A second project in Niger followed, one that used the same construction teams and remote communications, though this time, Kamara and Esmaili served as lead designers. The community of Dandaji, a small village in the Western part of the country, was planning to tear down its old mosque, and replace it with a new one. Working closely with local representatives, the architects developed a proposal to build a new mosque while keeping the old building and transforming it into a library and social gathering space. By combining secular and religious features, the project created a lively center for the entire village—men, women, children, believers and non-believers alike. Bagdad’s “Bayt al-Hikma,” the “House of Wisdom” built by Islamic scholars in the 9th century C.E., served as a historic reference. As with the two projects before, the “Hikma” in Dandaji was the result of intense negotiations with the Dandaji community, a process that included training local masons in adobe-enhancing additives and erosion protection techniques. Such knowledge would undoubtedly benefit future buildings in Dandaji and in 2018 Hikma won the silver medal at the Global Holcim Award for Sustainable Construction.
These three projects and her experiences at Arcosanti have defined Esmaili’s approach to architecture. Meanwhile, she has started her own office, called Studio Chahar—a Farsi expression meaning “four” that appears in many Persian architectural terms: in “chaharrah” (the intersection of two streets), “chaharsoo” (the center of the bazar), and “chaharbagh” (a Persian garden). It seems interesting that Esmaili chose an Iranian term; does she consider herself an Iranian architect? “Yes I do. I believe my design process is deeply influenced by the main principals of Iranian architecture as defined by architectural historian Karim Pirnia: to do more with less, to design for the people, to be inward-focused, to look for innovative building solutions, and to focus on localities in the design and building process.” To Esmaili, these principles are not just a historic reference, but an important basis for her contemporary global practice. “They help me [create] resourceful, responsible interventions and interactive spaces that grow with the culture and adapt, instead of imposing my personal vision on to the world.”

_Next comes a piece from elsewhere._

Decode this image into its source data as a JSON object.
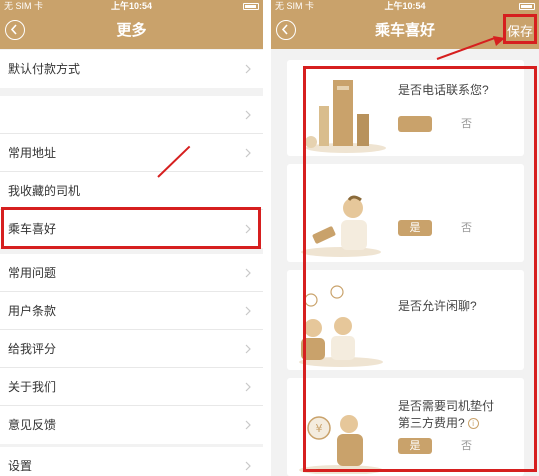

So far, Studio Chahar isn’t a physical office. It travels with Esmaili as she splits her time between Teheran and her new U.S. address in Boston. Her current projects include developing earthquake-resistant designs for an Iranian architecture competition and setting up “Color My Home,” a program for refugee children in the U.S. The latter is a collaboration with the open-source online platform Architecture for Refugees that sees Esmaili working with displaced children and youths. Through architecture and poetry workshops, the program helps children trace their migration routes, helping them re-imagine both the homes they’ve left behind and how they’d like to live in the future. Though “Color My Home“ will not lead to any physical structures, Esmaili says she’s still following her chosen path: to foster intense communication between professionals and amateurs around questions of need, design, and intercultural exchange. “Maybe with the experiences from my projects, I could act as a linkage between places that don’t communicate often and enough. I am sure that design and art can shift misunderstandings between countries and cultures.”